Required action. For every line of the material below, check for the string "true" and return the line if it is there.

Dataset extract.

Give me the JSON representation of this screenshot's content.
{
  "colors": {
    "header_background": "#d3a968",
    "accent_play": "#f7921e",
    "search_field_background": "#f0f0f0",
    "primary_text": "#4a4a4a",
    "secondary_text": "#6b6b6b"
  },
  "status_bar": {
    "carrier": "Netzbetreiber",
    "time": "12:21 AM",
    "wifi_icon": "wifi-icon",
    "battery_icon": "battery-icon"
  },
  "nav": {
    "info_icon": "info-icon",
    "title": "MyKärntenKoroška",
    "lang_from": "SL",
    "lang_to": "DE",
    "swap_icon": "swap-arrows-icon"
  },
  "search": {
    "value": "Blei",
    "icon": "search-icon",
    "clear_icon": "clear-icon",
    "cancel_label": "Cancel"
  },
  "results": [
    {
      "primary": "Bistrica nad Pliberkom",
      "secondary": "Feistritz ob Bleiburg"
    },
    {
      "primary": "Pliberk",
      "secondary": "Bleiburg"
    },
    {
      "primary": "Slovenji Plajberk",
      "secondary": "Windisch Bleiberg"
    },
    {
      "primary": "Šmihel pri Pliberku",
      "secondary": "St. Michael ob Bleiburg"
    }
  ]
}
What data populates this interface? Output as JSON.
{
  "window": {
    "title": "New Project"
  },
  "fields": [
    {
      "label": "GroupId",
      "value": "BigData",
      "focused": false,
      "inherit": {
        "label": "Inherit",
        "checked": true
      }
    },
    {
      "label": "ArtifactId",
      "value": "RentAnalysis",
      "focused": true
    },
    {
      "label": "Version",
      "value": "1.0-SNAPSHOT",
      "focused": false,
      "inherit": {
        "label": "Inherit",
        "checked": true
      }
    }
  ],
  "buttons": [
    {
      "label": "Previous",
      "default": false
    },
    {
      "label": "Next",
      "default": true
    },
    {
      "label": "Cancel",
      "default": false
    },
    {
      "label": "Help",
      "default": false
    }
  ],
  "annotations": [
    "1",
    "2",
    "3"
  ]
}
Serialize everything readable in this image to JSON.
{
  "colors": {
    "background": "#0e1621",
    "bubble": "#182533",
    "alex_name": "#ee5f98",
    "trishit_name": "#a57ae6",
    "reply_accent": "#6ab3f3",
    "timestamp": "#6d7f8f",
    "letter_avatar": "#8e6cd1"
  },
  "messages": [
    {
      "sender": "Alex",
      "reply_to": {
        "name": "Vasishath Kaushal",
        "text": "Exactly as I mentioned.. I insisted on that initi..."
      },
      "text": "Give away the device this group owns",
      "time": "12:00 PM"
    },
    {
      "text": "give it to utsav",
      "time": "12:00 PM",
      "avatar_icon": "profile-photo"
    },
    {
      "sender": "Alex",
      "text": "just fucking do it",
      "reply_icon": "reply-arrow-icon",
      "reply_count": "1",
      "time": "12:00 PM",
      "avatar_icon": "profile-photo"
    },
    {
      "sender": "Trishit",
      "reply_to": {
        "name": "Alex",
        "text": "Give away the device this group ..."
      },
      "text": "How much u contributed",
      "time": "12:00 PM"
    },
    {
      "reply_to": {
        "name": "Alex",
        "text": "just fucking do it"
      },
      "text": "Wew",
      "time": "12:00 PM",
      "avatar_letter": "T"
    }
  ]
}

Task output.
        "checked": true
      "focused": true
        "checked": true
      "default": true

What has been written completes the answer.